Roger Ballen: the House of the Ballenesque

Maison de Peintres, Arles; 03/07/17 to 24/09/17

As freaky as you’d imagine, if you’re at all familiar with his style; it’s like being inside a Ballen photo. In fact, the whole thing feels like a Being Roger Ballen theme park attraction – set your camera to high contrast b/w, point it anywhere and voila, your very own Ballen! It’s barely photographic in the traditional sense: a couple of prints adorn an upstairs wall but the rest of it is what I think we used to call a multimedia experience: sculptural installations, projected animations and unsettling audio.
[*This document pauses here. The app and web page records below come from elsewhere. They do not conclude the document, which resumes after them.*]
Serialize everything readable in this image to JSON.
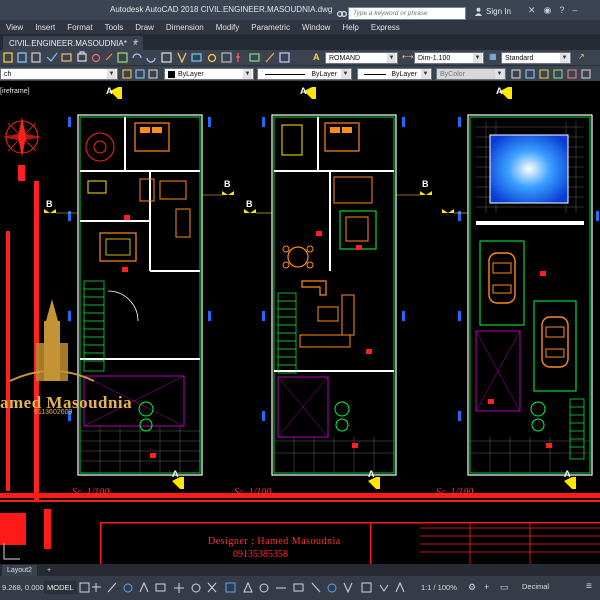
{
  "window": {
    "title": "Autodesk AutoCAD 2018    CIVIL.ENGINEER.MASOUDNIA.dwg",
    "search_placeholder": "Type a keyword or phrase",
    "sign_in": "Sign In"
  },
  "menu": [
    "View",
    "Insert",
    "Format",
    "Tools",
    "Draw",
    "Dimension",
    "Modify",
    "Parametric",
    "Window",
    "Help",
    "Express"
  ],
  "doc_tab": {
    "label": "CIVIL.ENGINEER.MASOUDNIA*",
    "close": "×",
    "add": "+"
  },
  "toolbar": {
    "text_style": "ROMAND",
    "dim_style": "Dim-1.100",
    "table_style": "Standard",
    "layer_partial": "ch",
    "color": "ByLayer",
    "linetype": "ByLayer",
    "lineweight": "ByLayer",
    "plot_style": "ByColor"
  },
  "canvas": {
    "viewport_label": "[ireframe]",
    "watermark_name": "amed Masoudnia",
    "watermark_phone": "9113602609",
    "scales": [
      "Sc. 1/100",
      "Sc. 1/100",
      "Sc. 1/100"
    ],
    "designer": "Designer : Hamed Masoudnia",
    "designer_phone": "09135385358",
    "section_marks": [
      "A",
      "A",
      "A",
      "B",
      "B",
      "B",
      "B",
      "A",
      "A",
      "A"
    ]
  },
  "layout_tabs": [
    "Layout2",
    "+"
  ],
  "status": {
    "coords": "9.268, 0.000",
    "model": "MODEL",
    "scale": "1:1 / 100%",
    "units": "Decimal"
  },
  "colors": {
    "accent_red": "#ff1a1a",
    "cad_green": "#00ff3c",
    "cad_yellow": "#ffe600",
    "cad_orange": "#ff8c1a",
    "cad_magenta": "#b400b4",
    "cad_blue": "#1e6bff"
  }
}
Ironically given the nightmarish subject matter (dead bodies, screaming babies, taxidermy), it comes across as playful, silly almost – it’s bordering on self-parody. Straight after it I announced it was my early highlight of the festival, but as time has passed I think this was a sensation like a sugar rush from a bag of sweets; now it’s fading from memory without making a lasting impression. It was fun though.

However, one discordant note almost spoilt it: at the end of the route through the house is a video by Mr Ballen explaining the genesis and development of the idea, including his encounters with the original owner of the house some years ago. But it felt a little like letting daylight in on magic – it took you out of the experience you’d been immersed in. It’s like being made to watch the DVD extras over the end credits of a film – some people will like to know how or why it was made, others won’t. In most exhibitions such a video or audio explainer is optional, off in a side-room, and I usually avoid them so I can experience the work on my own terms, but here Ballen makes the Making Of video harder to avoid.

Main takeaway

The lingering takeaway from this isn’t directly about the installation itself but rather my response to it. It’s fascinating how one’s memory of something can be distorted by prior and subsequent knowledge: my lingering memories of this house are in black and white, as that’s what I associate with Ballen and that’s how I shot my own photos of the place.

So when I subsequently saw publicity shots that proved that I had actually experienced the house in full colour, they didn’t look as ‘real’ as my b/w memories! I reckon this feeds into my ongoing investigation into memory and photography, somehow.